Exhibit: Saving the Past
In May 2003, American troops entered Saddam Hussein’s intelligence headquarters and found a treasure—more than 2,700 Jewish books and thousands of documents dating from the mid-1500s to the 1970s. Shipped to the National Archives in Washington, D.C., for preservation and digitization, the discovery became known as the Iraqi Jewish Archive.
Twenty-four objects from the archive are showcased in the exhibit “Discovery and Recovery: Preserving Iraqi Jewish Heritage.” The objects, currently on display at New York’s Museum of Jewish Heritage–A Living Memorial to the Holocaust through May 18, reflect the rich 2,600-year history of Jews in Iraq.

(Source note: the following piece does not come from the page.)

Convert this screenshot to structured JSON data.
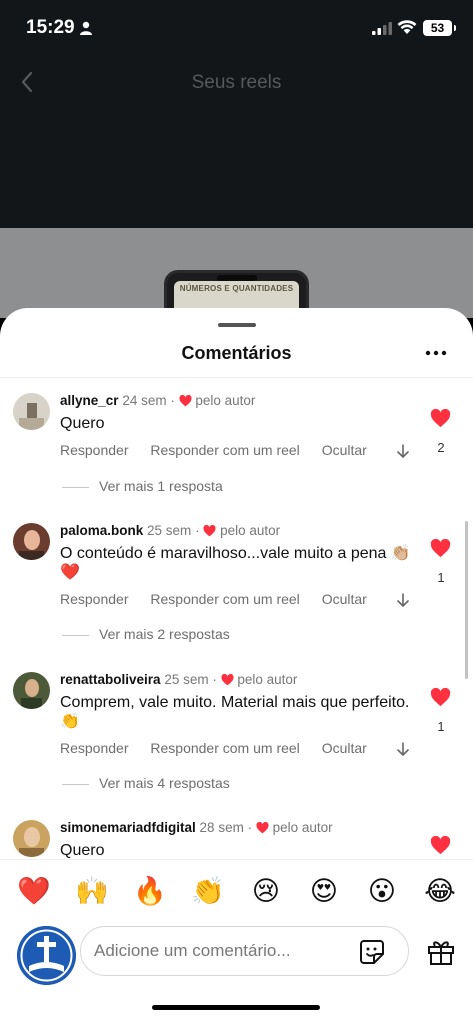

Included are a minaret-shaped metal Torah case and Torah fragment, a 1793 Talmud imported from Vienna, a religious guidebook for women in Judeo-Arabic and a hand-painted Haggada. Also on display are a Hebrew elementary-school primer; school records from the last Jewish educational institution to close in Baghdad, in 1973; and photos of life-cycle events. Study texts for Shavuot recall anti-Jewish riots that broke out during that holiday and later persecutions. These led to the mass exodus of Iraqi Jews, primarily to Israel.
The exhibit opens with photos of Army troops wading through the four feet of water in which the artifacts were submerged and a few of the metal trunks that carried them to the National Archives.

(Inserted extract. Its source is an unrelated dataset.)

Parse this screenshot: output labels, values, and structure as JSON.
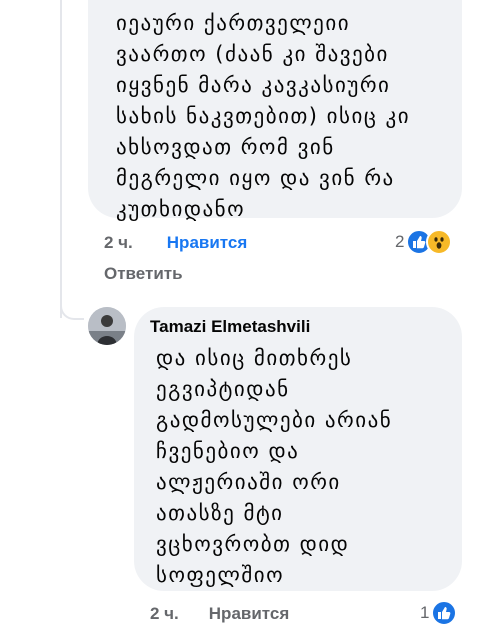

What happens next is controversial. A 2003 agreement mandates turning the archives over to Iraq, but activists object. Gina Bublil-Waldman, president of Jews Indigenous to the Middle East and North Africa (JIMENA), asserted: “The best way for the Iraqi government to show its respect to its exiled Jewish community would be to return the [confiscated] objects.”
While remaining committed to returning the archive, the United States “understands the sensitivities surrounding these items,” said Michael Lavallee, United States State Department spokesperson. “We are open to any discussion the government of Iraq is willing to have on the future disposition.”